- **Records contained in a dataset**:

•••••

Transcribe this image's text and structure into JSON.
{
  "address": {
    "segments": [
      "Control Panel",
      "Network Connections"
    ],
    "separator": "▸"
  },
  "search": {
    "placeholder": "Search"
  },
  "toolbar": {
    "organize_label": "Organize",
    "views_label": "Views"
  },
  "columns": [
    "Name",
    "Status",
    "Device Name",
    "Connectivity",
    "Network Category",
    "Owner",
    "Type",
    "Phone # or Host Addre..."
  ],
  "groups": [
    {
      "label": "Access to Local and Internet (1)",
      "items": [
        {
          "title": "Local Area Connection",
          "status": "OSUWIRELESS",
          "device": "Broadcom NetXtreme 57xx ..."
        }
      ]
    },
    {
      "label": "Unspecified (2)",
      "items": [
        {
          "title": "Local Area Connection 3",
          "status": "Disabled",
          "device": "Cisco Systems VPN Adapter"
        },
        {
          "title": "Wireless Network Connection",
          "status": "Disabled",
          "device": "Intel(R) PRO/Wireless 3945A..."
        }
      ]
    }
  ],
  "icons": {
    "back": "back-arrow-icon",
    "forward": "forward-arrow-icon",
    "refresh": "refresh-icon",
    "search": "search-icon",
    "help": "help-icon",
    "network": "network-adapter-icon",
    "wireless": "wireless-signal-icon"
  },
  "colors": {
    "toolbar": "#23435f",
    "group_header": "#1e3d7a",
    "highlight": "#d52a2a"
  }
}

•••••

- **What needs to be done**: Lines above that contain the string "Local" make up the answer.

- **Task solution**:
      "label": "Access to Local and Internet (1)",
          "title": "Local Area Connection",
          "title": "Local Area Connection 3",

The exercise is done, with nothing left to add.